The meat and cheese were a selection of 15 month old Spanish Serrano Ham, Pamplona Chorizo, Garrotxa with rosemary, and 6 month old Manchego cheeses, also very good.
For dessert we had the Mantecadas. It came out with a beautiful presentation, but the dish itself was underwhelming in flavor. It was described as ‘pastries stuffed with cream cheese and lightly topped with fresh strawberries and a strawberry reduction’, but we didn’t find much in the way of pastry and the strawberries weren’t very sweet.
Overall, we ate well in Austin and really enjoyed the trip overall. If you’re looking for some details on non-food places to go I can share those too, just give me a shout!
I came across this recipe for Peanut Butter Chili on the Jonesing For blog. I was intrigued because I’ve made a lot of different chili recipes over the years, but none of them had contained peanut butter before.
Even though this is a vegetarian version (you could easily add meat if you choose), I thought I might sway my peanut-butter-loving, meat-eating husband with one of his favorite ingredients. He said he’d be up for giving it a try.
This vegetarian chili calls for dried beans (soaked overnight), onion, tomatoes, vegetable stock and spices. It was very simple to put together in the morning the day I served it for dinner. If you’re a vegetable lover with a big crock pot you might consider adding whatever additional veggies you have on hand.
The original recipe does stress the need for at least a 7-qt. crock pot, I only have a 4-qt. crock pot because it’s just the two of us. I thought that if I added the last of the vegetable broth midway through the cooking process after the rest had been partially absorbed by the other ingredients that it would work out alright.

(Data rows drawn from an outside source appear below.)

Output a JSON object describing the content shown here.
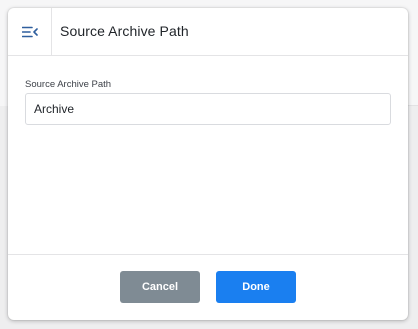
{
  "dialog": {
    "title": "Source Archive Path",
    "menu_icon": "collapse-menu-icon"
  },
  "field": {
    "label": "Source Archive Path",
    "value": "Archive"
  },
  "footer": {
    "cancel_label": "Cancel",
    "done_label": "Done"
  },
  "colors": {
    "primary": "#1a7ff0",
    "secondary": "#7f8b94"
  }
}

My version came out less hearty than the original with more of a soup-like consistency because of the smaller crock-pot and late addition of the last of the stock.
We still thought the recipe was plenty tasty though. I topped mine with reduced-fat sour cream and a little sharp cheddar for a creamy taste. We served it with a side of honey cornbread. My husband had anticipated a sweeter chili because of the peanut butter, but it actually added more of a nutty undertone when stirred in at the end jut before serving. Adding a bit of sugar to the chili might also compliment the flavors for PB traditionalists looking for that sweeter taste.

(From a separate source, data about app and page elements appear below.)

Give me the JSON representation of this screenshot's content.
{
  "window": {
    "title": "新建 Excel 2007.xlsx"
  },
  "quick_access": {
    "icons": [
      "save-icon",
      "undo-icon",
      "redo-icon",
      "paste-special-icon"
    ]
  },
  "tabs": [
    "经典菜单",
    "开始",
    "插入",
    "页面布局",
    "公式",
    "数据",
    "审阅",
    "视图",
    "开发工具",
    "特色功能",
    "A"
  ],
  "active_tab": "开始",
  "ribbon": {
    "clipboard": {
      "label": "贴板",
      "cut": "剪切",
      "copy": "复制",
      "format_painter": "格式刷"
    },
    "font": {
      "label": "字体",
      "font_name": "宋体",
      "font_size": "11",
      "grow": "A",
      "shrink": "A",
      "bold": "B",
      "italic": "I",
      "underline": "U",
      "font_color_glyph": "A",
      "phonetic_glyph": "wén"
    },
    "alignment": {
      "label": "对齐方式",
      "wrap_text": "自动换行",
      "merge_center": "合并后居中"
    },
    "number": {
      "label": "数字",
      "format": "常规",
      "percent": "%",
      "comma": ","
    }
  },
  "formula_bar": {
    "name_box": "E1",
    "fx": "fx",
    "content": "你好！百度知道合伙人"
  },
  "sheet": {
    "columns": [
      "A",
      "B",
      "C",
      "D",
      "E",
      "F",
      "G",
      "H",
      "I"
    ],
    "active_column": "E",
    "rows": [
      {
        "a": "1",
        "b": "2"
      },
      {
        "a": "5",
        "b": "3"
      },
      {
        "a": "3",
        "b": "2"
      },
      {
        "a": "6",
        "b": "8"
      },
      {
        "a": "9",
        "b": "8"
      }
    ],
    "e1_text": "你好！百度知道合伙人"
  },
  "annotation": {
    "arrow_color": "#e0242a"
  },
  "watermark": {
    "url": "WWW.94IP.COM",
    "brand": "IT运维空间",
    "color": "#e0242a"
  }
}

I will definitely make this one again, but I think I’ll have the recipe to work better with my smaller size slow cooker.